• About this task: In the listing that follows, print every line exactly and leave the images out.

• Provided information:

•••

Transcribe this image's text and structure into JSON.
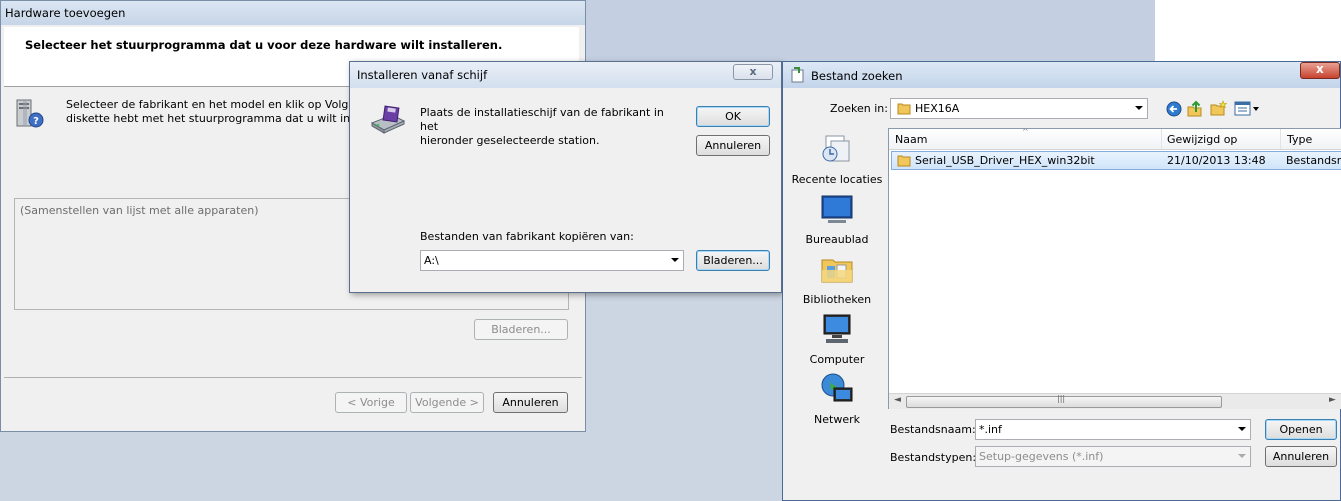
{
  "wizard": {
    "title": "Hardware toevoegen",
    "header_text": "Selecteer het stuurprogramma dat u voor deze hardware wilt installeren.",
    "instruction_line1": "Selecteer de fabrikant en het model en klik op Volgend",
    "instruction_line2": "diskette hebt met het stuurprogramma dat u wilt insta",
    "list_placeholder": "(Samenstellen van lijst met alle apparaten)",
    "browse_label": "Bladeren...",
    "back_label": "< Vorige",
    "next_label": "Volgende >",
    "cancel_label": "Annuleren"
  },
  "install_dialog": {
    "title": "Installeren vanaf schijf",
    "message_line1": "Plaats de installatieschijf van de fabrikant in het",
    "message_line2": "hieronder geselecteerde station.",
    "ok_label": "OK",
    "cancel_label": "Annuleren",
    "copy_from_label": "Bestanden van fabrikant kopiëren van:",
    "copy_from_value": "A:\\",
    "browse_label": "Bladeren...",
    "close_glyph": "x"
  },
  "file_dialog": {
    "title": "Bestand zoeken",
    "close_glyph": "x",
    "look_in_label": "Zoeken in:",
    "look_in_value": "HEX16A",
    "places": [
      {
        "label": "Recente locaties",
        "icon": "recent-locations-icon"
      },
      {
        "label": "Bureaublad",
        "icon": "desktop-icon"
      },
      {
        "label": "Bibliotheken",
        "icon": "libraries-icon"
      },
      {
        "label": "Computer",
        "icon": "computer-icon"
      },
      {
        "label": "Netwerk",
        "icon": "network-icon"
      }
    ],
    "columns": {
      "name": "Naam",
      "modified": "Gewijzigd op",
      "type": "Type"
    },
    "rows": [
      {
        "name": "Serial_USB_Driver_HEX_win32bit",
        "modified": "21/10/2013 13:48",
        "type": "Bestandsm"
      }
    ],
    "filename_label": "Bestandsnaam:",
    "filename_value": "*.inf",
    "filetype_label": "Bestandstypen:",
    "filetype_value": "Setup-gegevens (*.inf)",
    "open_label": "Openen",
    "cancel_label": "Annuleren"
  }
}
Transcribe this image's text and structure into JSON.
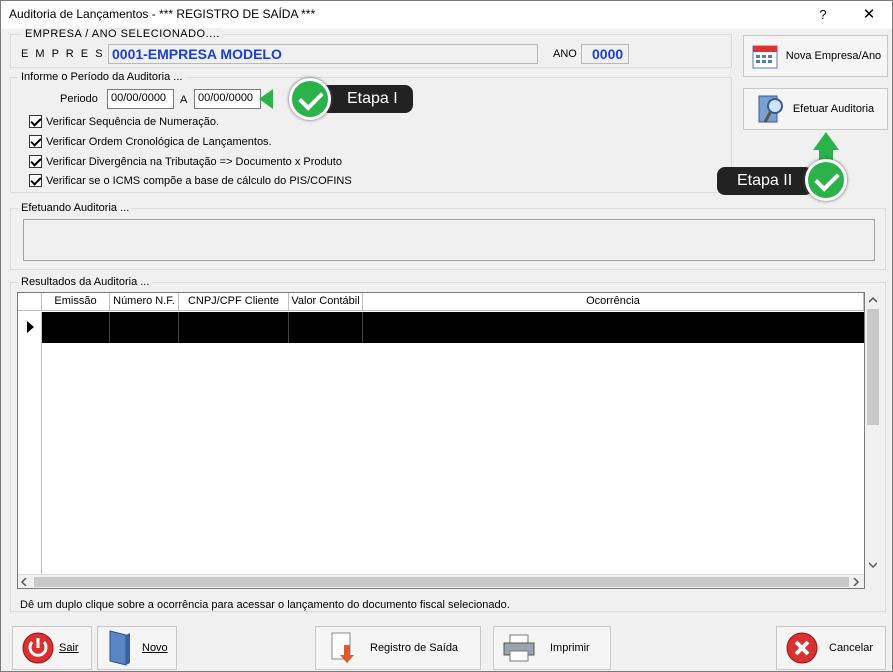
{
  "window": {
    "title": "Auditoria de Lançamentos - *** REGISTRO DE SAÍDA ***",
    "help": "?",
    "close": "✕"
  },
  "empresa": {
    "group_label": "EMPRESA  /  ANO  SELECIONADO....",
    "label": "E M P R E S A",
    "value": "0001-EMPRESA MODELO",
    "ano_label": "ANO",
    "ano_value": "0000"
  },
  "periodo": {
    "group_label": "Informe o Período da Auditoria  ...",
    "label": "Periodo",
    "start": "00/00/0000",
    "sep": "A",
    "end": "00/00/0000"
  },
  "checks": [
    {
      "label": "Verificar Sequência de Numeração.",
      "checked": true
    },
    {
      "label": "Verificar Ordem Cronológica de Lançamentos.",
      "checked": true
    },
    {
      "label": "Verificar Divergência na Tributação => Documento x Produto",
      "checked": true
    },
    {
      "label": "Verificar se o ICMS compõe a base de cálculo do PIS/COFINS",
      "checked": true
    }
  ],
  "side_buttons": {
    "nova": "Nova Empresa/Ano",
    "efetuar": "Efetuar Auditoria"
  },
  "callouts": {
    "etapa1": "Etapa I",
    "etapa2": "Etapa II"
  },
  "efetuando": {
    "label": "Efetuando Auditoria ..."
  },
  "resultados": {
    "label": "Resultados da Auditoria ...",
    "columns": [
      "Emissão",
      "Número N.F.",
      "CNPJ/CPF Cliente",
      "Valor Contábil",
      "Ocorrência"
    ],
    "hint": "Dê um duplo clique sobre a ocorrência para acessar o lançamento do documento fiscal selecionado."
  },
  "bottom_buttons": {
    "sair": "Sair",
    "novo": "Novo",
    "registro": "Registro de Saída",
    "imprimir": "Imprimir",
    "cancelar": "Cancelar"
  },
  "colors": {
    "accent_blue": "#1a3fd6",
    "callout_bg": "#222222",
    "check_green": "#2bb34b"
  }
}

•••

• Result:
Transcribe this image's text and structure into JSON.
{
  "wizard": {
    "title": "Hardware toevoegen",
    "header_text": "Selecteer het stuurprogramma dat u voor deze hardware wilt installeren.",
    "instruction_line1": "Selecteer de fabrikant en het model en klik op Volgend",
    "instruction_line2": "diskette hebt met het stuurprogramma dat u wilt insta",
    "list_placeholder": "(Samenstellen van lijst met alle apparaten)",
    "browse_label": "Bladeren...",
    "back_label": "< Vorige",
    "next_label": "Volgende >",
    "cancel_label": "Annuleren"
  },
  "install_dialog": {
    "title": "Installeren vanaf schijf",
    "message_line1": "Plaats de installatieschijf van de fabrikant in het",
    "message_line2": "hieronder geselecteerde station.",
    "ok_label": "OK",
    "cancel_label": "Annuleren",
    "copy_from_label": "Bestanden van fabrikant kopiëren van:",
    "copy_from_value": "A:\\",
    "browse_label": "Bladeren...",
    "close_glyph": "x"
  },
  "file_dialog": {
    "title": "Bestand zoeken",
    "close_glyph": "x",
    "look_in_label": "Zoeken in:",
    "look_in_value": "HEX16A",
    "places": [
      {
        "label": "Recente locaties",
        "icon": "recent-locations-icon"
      },
      {
        "label": "Bureaublad",
        "icon": "desktop-icon"
      },
      {
        "label": "Bibliotheken",
        "icon": "libraries-icon"
      },
      {
        "label": "Computer",
        "icon": "computer-icon"
      },
      {
        "label": "Netwerk",
        "icon": "network-icon"
      }
    ],
    "columns": {
      "name": "Naam",
      "modified": "Gewijzigd op",
      "type": "Type"
    },
    "rows": [
      {
        "name": "Serial_USB_Driver_HEX_win32bit",
        "modified": "21/10/2013 13:48",
        "type": "Bestandsm"
      }
    ],
    "filename_label": "Bestandsnaam:",
    "filename_value": "*.inf",
    "filetype_label": "Bestandstypen:",
    "filetype_value": "Setup-gegevens (*.inf)",
    "open_label": "Openen",
    "cancel_label": "Annuleren"
  }
}
Transcribe this image's text and structure into JSON.
{
  "window": {
    "title": "Auditoria de Lançamentos - *** REGISTRO DE SAÍDA ***",
    "help": "?",
    "close": "✕"
  },
  "empresa": {
    "group_label": "EMPRESA  /  ANO  SELECIONADO....",
    "label": "E M P R E S A",
    "value": "0001-EMPRESA MODELO",
    "ano_label": "ANO",
    "ano_value": "0000"
  },
  "periodo": {
    "group_label": "Informe o Período da Auditoria  ...",
    "label": "Periodo",
    "start": "00/00/0000",
    "sep": "A",
    "end": "00/00/0000"
  },
  "checks": [
    {
      "label": "Verificar Sequência de Numeração.",
      "checked": true
    },
    {
      "label": "Verificar Ordem Cronológica de Lançamentos.",
      "checked": true
    },
    {
      "label": "Verificar Divergência na Tributação => Documento x Produto",
      "checked": true
    },
    {
      "label": "Verificar se o ICMS compõe a base de cálculo do PIS/COFINS",
      "checked": true
    }
  ],
  "side_buttons": {
    "nova": "Nova Empresa/Ano",
    "efetuar": "Efetuar Auditoria"
  },
  "callouts": {
    "etapa1": "Etapa I",
    "etapa2": "Etapa II"
  },
  "efetuando": {
    "label": "Efetuando Auditoria ..."
  },
  "resultados": {
    "label": "Resultados da Auditoria ...",
    "columns": [
      "Emissão",
      "Número N.F.",
      "CNPJ/CPF Cliente",
      "Valor Contábil",
      "Ocorrência"
    ],
    "hint": "Dê um duplo clique sobre a ocorrência para acessar o lançamento do documento fiscal selecionado."
  },
  "bottom_buttons": {
    "sair": "Sair",
    "novo": "Novo",
    "registro": "Registro de Saída",
    "imprimir": "Imprimir",
    "cancelar": "Cancelar"
  },
  "colors": {
    "accent_blue": "#1a3fd6",
    "callout_bg": "#222222",
    "check_green": "#2bb34b"
  }
}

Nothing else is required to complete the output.